What Would God’s March Madness Look Like?
Religion & Liberty Online

What Would God’s March Madness Look Like?

March-Madness“What would God’s March Madness look like?” asks David Mitchell in this week’s Acton Commentary. “Could competition focus churches and church members the same way a college tournament focuses people on basketball?”

What counts as service to others?

If you prayed about it and decided that it was service that’s good enough. The intent is that service to friends and family might not count because that is something you are supposedly already doing. You’re already coaching your kids and mowing your mom’s lawn. But could you check in on shut-ins a bit more this month?

Can we make team T-shirts?


How would you match up the churches?

Great question. Possibilities include random, geographic proximity, or size. Geography might be the most fun and that would make the final four especially fun with East, South, North, and Panhandle.

In the future will there be a way to compare how many hours our church has done in various years?

I hope so.

If we win can we toilet paper the other churches?


What are the prizes?

The happiness that you get from being closer to God isn’t enough? OK. How about bragging rights and the chance for other churches to see your work?

If we lose does that mean that we should quit doing service to others?

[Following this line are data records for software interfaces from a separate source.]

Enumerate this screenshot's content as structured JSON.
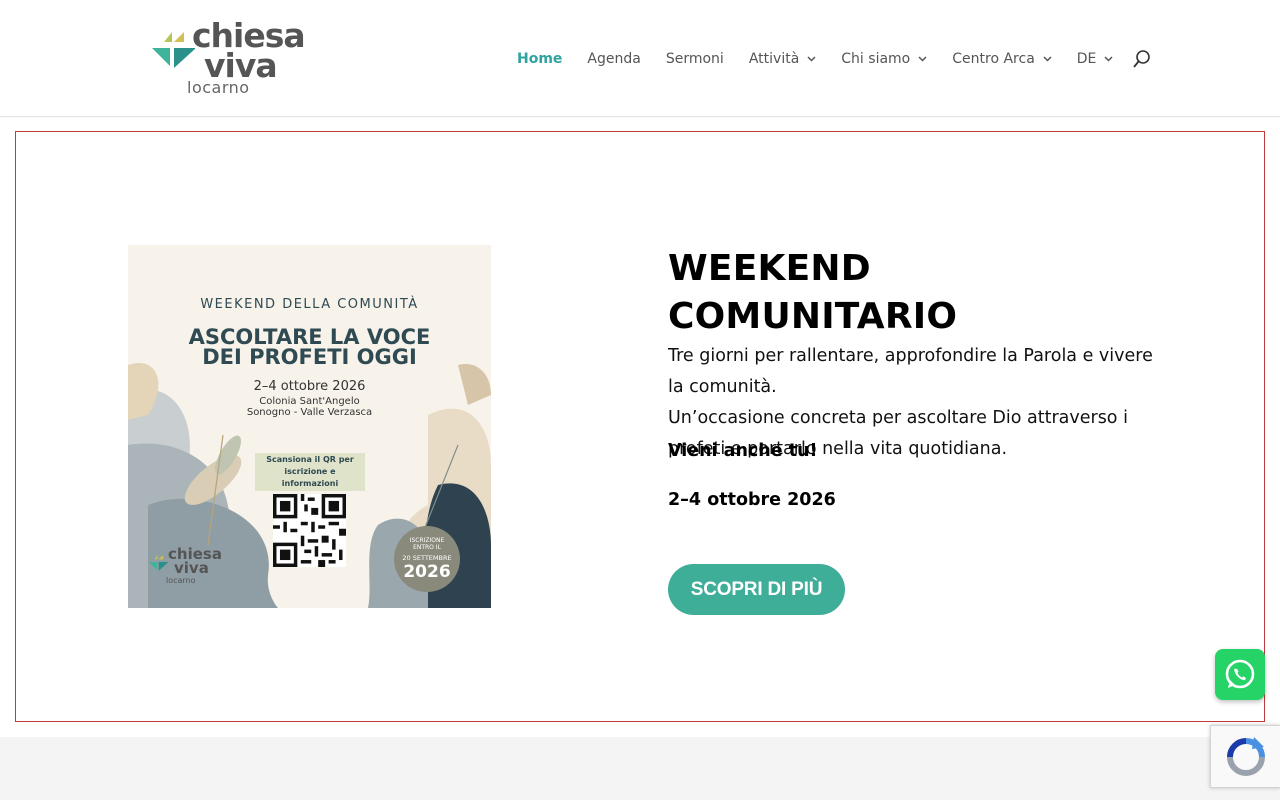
{
  "logo": {
    "line1": "chiesa",
    "line2": "viva",
    "line3": "locarno"
  },
  "nav": {
    "items": [
      {
        "label": "Home",
        "active": true,
        "dropdown": false
      },
      {
        "label": "Agenda",
        "active": false,
        "dropdown": false
      },
      {
        "label": "Sermoni",
        "active": false,
        "dropdown": false
      },
      {
        "label": "Attività",
        "active": false,
        "dropdown": true
      },
      {
        "label": "Chi siamo",
        "active": false,
        "dropdown": true
      },
      {
        "label": "Centro Arca",
        "active": false,
        "dropdown": true
      },
      {
        "label": "DE",
        "active": false,
        "dropdown": true
      }
    ],
    "search_icon": "search-icon"
  },
  "poster": {
    "kicker": "WEEKEND DELLA COMUNITÀ",
    "title_line1": "ASCOLTARE LA VOCE",
    "title_line2": "DEI PROFETI OGGI",
    "date": "2–4 ottobre 2026",
    "location_line1": "Colonia Sant'Angelo",
    "location_line2": "Sonogno - Valle Verzasca",
    "scan_line1": "Scansiona il QR per",
    "scan_line2": "iscrizione e informazioni",
    "badge_line1": "ISCRIZIONE",
    "badge_line2": "ENTRO IL",
    "badge_line3": "20 SETTEMBRE",
    "badge_year": "2026",
    "mini_logo_line1": "chiesa",
    "mini_logo_line2": "viva",
    "mini_logo_line3": "locarno"
  },
  "hero": {
    "title": "WEEKEND COMUNITARIO",
    "paragraph1": "Tre giorni per rallentare, approfondire la Parola e vivere la comunità.",
    "paragraph2": "Un’occasione concreta per ascoltare Dio attraverso i profeti e portarlo nella vita quotidiana.",
    "invite": "Vieni anche tu!",
    "dates": "2–4 ottobre 2026",
    "cta_label": "SCOPRI DI PIÙ"
  },
  "colors": {
    "accent": "#2ea3a0",
    "cta": "#3fae99",
    "section_border": "#c0393b",
    "whatsapp": "#25d366"
  }
}
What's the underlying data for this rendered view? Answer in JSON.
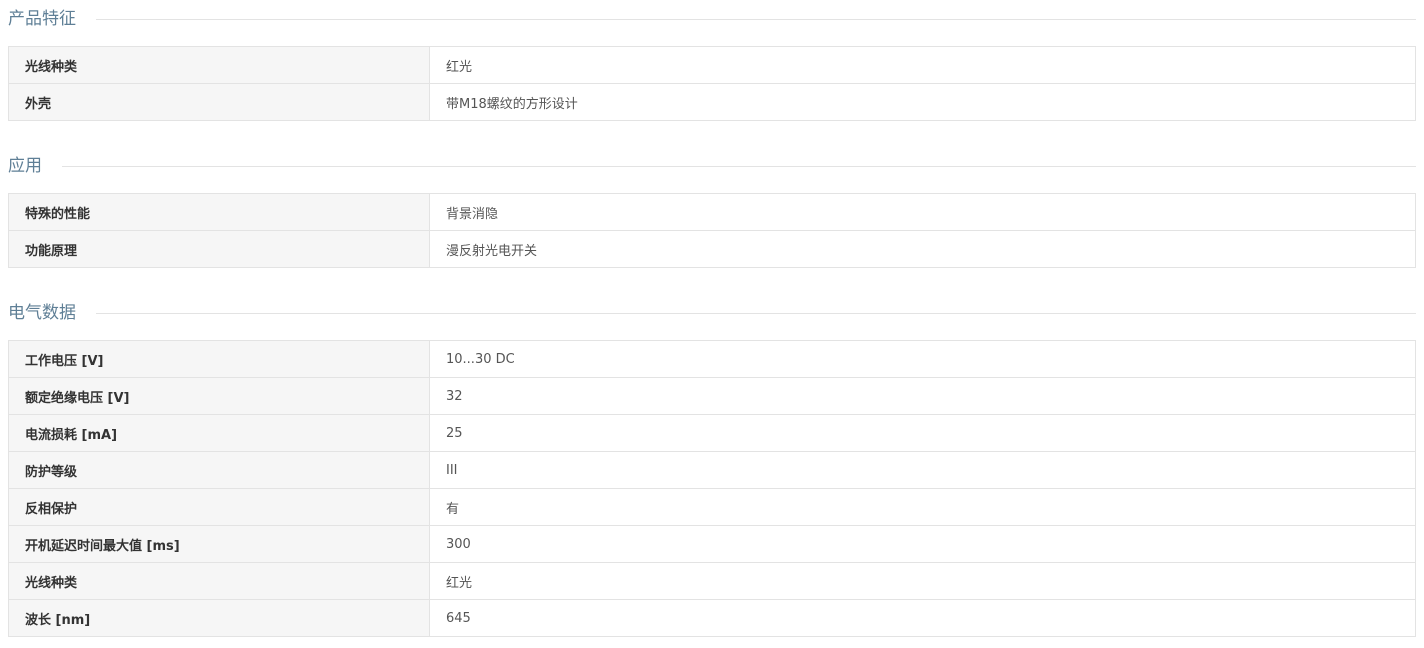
{
  "sections": [
    {
      "title": "产品特征",
      "rows": [
        {
          "label": "光线种类",
          "value": "红光"
        },
        {
          "label": "外壳",
          "value": "带M18螺纹的方形设计"
        }
      ]
    },
    {
      "title": "应用",
      "rows": [
        {
          "label": "特殊的性能",
          "value": "背景消隐"
        },
        {
          "label": "功能原理",
          "value": "漫反射光电开关"
        }
      ]
    },
    {
      "title": "电气数据",
      "rows": [
        {
          "label": "工作电压 [V]",
          "value": "10...30 DC"
        },
        {
          "label": "额定绝缘电压 [V]",
          "value": "32"
        },
        {
          "label": "电流损耗 [mA]",
          "value": "25"
        },
        {
          "label": "防护等级",
          "value": "III"
        },
        {
          "label": "反相保护",
          "value": "有"
        },
        {
          "label": "开机延迟时间最大值 [ms]",
          "value": "300"
        },
        {
          "label": "光线种类",
          "value": "红光"
        },
        {
          "label": "波长 [nm]",
          "value": "645"
        }
      ]
    }
  ],
  "colors": {
    "section_title": "#5f7f96",
    "border": "#e3e3e3",
    "label_bg": "#f6f6f6"
  }
}
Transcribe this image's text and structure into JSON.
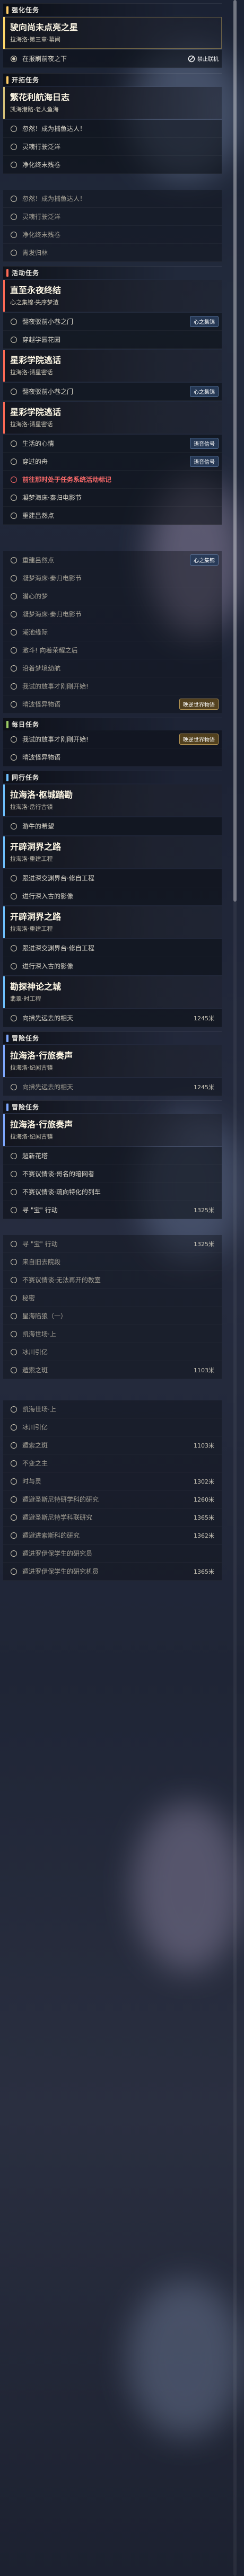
{
  "sections": {
    "challenge": {
      "label": "强化任务",
      "color": "#ffcc66"
    },
    "trailblaze": {
      "label": "开拓任务",
      "color": "#ffcc66"
    },
    "event": {
      "label": "活动任务",
      "color": "#ff6a55"
    },
    "daily": {
      "label": "每日任务",
      "color": "#9ccc65"
    },
    "companion": {
      "label": "同行任务",
      "color": "#6ec1ff"
    },
    "adventure": {
      "label": "冒险任务",
      "color": "#7ea8ff"
    },
    "adventure2": {
      "label": "冒险任务",
      "color": "#7ea8ff"
    }
  },
  "badges": {
    "forbidden": "禁止联机",
    "heart": "心之集锦",
    "voice": "语音信号",
    "story": "晚逆世界物语"
  },
  "cards": {
    "c1": {
      "title": "驶向尚未点亮之星",
      "sub": "拉海洛·第三章·幕间"
    },
    "c2": {
      "title": "繁花利航海日志",
      "sub": "凯海港路·老人鱼海"
    },
    "c3": {
      "title": "直至永夜终结",
      "sub": "心之集锦·失序梦渣"
    },
    "c4": {
      "title": "星彩学院逃话",
      "sub": "拉海洛·请星密话"
    },
    "c5": {
      "title": "星彩学院逃话",
      "sub": "拉海洛·请星密话"
    },
    "c6": {
      "title": "拉海洛·枢城踏勘",
      "sub": "拉海洛·岳行古镇"
    },
    "c7": {
      "title": "开辟洞界之路",
      "sub": "拉海洛·重建工程"
    },
    "c8": {
      "title": "开辟洞界之路",
      "sub": "拉海洛·重建工程"
    },
    "c9": {
      "title": "勘探神论之城",
      "sub": "翡翠·时工程"
    },
    "c10": {
      "title": "拉海洛·行旅奏声",
      "sub": "拉海洛·纪闻古镇"
    },
    "c11": {
      "title": "拉海洛·行旅奏声",
      "sub": "拉海洛·纪闻古镇"
    }
  },
  "steps": {
    "s1": "在报刷前夜之下",
    "s2": "忽然！成为捕鱼达人！",
    "s3": "灵魂行驶泛洋",
    "s4": "净化终末残卷",
    "s5": "忽然！成为捕鱼达人！",
    "s6": "灵魂行驶泛洋",
    "s7": "净化终末残卷",
    "s8": "青发归林",
    "s9": "翻夜驳前小巷之门",
    "s10": "穿越学园花园",
    "s11": "翻夜驳前小巷之门",
    "s12": "生活的心情",
    "s13": "穿过的舟",
    "s14": "前往那时处于任务系统活动标记",
    "s15": "凝梦海床·秦归电影节",
    "s16": "重建吕然点",
    "s17": "重建吕然点",
    "s18": "凝梦海床·秦归电影节",
    "s19": "潜心的梦",
    "s20": "凝梦海床·秦归电影节",
    "s21": "潮池缘际",
    "s22": "激斗! 向着荣耀之后",
    "s23": "沿着梦境幼航",
    "s24": "我试的放事才刚刚开始!",
    "s25": "晴波怪异物语",
    "s26": "我试的放事才刚刚开始!",
    "s27": "晴波怪异物语",
    "s28": "游牛的希望",
    "s29": "跟进深交渊界台·修自工程",
    "s30": "进行深入古的影像",
    "s31": "跟进深交渊界台·修自工程",
    "s32": "进行深入古的影像",
    "s33": "向拂先远去的相天",
    "s34": "向拂先远去的相天",
    "s35": "超新花塔",
    "s36": "不赛议情谈·哥名的暗网者",
    "s37": "不赛议情谈·疏向特化的列车",
    "s38": "寻 \"宝\" 行动",
    "s39": "寻 \"宝\" 行动",
    "s40": "来自旧去院段",
    "s41": "不赛议情谈·无法再开的教室",
    "s42": "秘密",
    "s43": "星海陷狼（一）",
    "s44": "凯海世场·上",
    "s45": "冰川引亿",
    "s46": "遁索之斑",
    "s47": "凯海世场·上",
    "s48": "冰川引亿",
    "s49": "遁索之斑",
    "s50": "不变之主",
    "s51": "时与灵",
    "s52": "遁避圣斯尼特研学科的研究",
    "s53": "遁避圣斯尼特学科联研究",
    "s54": "遁避进索斯科的研究",
    "s55": "遁进罗伊保学生的研究员",
    "s56": "遁进罗伊保学生的研究机员"
  },
  "distances": {
    "d1": "1245米",
    "d2": "1245米",
    "d3": "1325米",
    "d4": "1325米",
    "d5": "1103米",
    "d6": "1103米",
    "d7": "1302米",
    "d8": "1260米",
    "d9": "1365米",
    "d10": "1362米",
    "d11": "1365米"
  },
  "scroll": {
    "thumb_fraction": 0.35
  }
}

Hmmm. I think you know the answer to this one. You should continue to do service but it will only count for the big things in life not the UCC service tournament.

What do we need to do next?

1) Set up some message boards to get people to decide the rules and make suggestions. There might be much better ways to run this. 2) Find someone to run a website for us so that people can log in and record their service. 3) Get churches to participate. March Madness uses 65 teams. We would probably need at least 16 to have a good tournament. 4) Start doing service and keep track of it.

The full text of his essay can be found here. Subscribe to the free, weekly Acton News & Commentary and other publications here.

Joe Carter

Joe Carter is a Senior Editor at the Acton Institute. Joe also serves as an editor at the The Gospel Coalition, a communications specialist for the Ethics and Religious Liberty Commission of the Southern Baptist Convention, and as an adjunct professor of journalism at Patrick Henry College. He is the editor of the NIV Lifehacks Bible and co-author of How to Argue like Jesus: Learning Persuasion from History's Greatest Communicator (Crossway).